Although the ruling found that the regulations did not involve improper content discrimination and should be given only intermediate, rather than strict, scrutiny, the parties had not litigated the issue as to whether there might be “an impermissible purpose or justification” behind an otherwise facially content-neutral restriction.” The court accordingly remanded the case back to the lower courts for such a determination.
Breyer: Regulation does not interfere with ‘marketplace of ideas’

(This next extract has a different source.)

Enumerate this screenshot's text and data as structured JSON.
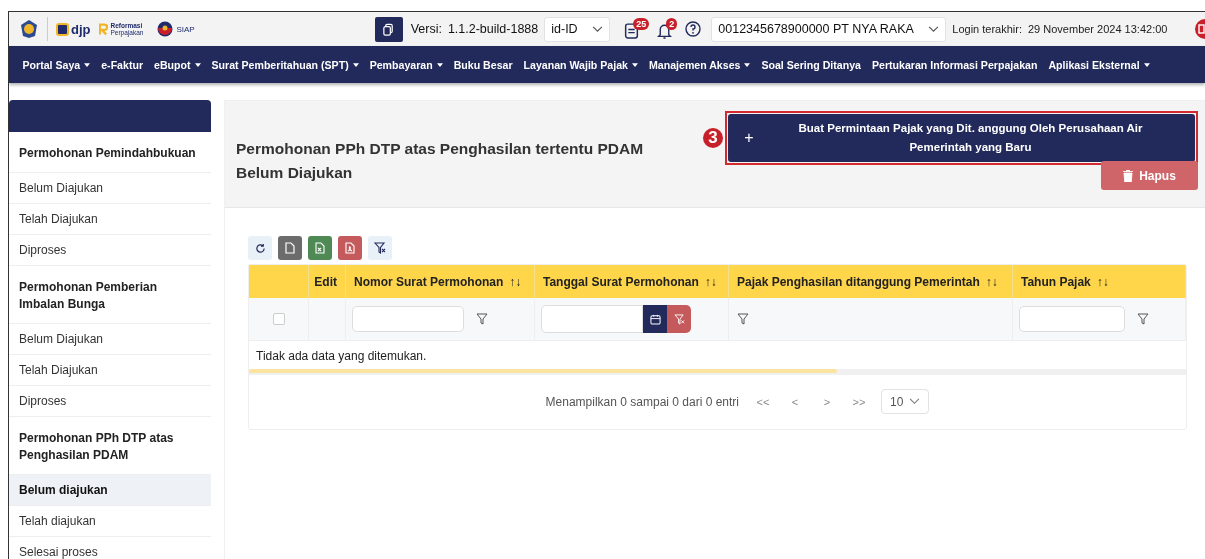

Whereas the majority decision had distinguished this case from the decision in Reed, Justice Breyer wrote a concurring opinion in which he argued that Reed had been incorrectly decided. Noting that “(t)he First Amendment is not the Tax Code,” Breyer said that doctrines such as the presumption against content discrimination should be treated “not as bright-line rules, but instead as rules of thumb.”
In this case, he saw no evidence that the city of Austin had applied its regulation in a way as to interfere with the “marketplace of ideas.” He thought that there were adequate prudential reasons to suggest that on-premise signs were less likely than billboards and other off-premise signs to lead to visual clutter or to cause traffic accidents by distracting drivers.
Justice Samuel Alito concurred in the judgment but dissented from some of the majority reasoning by noting that it was not always apparent whether signs posted near a place of business were actually directly related to that business.
Dissent would have subjected Austin sign ordinances to strict scrutiny
Justice Clarence Thomas authored the dissent that was joined by Justices Neil Gorsuch and Amy Barrett. They thought the majority opinion was an improper departure from the decision in Reed. But the dissent also appeared directed largely to disagreeing with the decision in Hill v. Colorado (2000).
In Hill, the court upheld restrictions on counseling outside abortion clinics as content-neutral regulations rather than attempts to block a particular viewpoint. The dissenting justices favored a “bright-line rule for content-based restrictions” and would have subjected the Austin regulations to strict scrutiny.
Thomas subjected each of the majority’s arguments to point-by-point refutation. Whereas the majority had stressed the length of time that sign regulations had been in place, Thomas noted that they were not based on constitutional originalism since there was no evidence that the American Founders had dealt with such issues. Thomas concluded by arguing that it was better to adhere to the “clear and neutral role that Reed had provided rather “than risk resuscitating Hill.”
This article was published April 22, 2022. John R. Vile is a professor of political science and dean of the University Honors College at Middle Tennessee State University.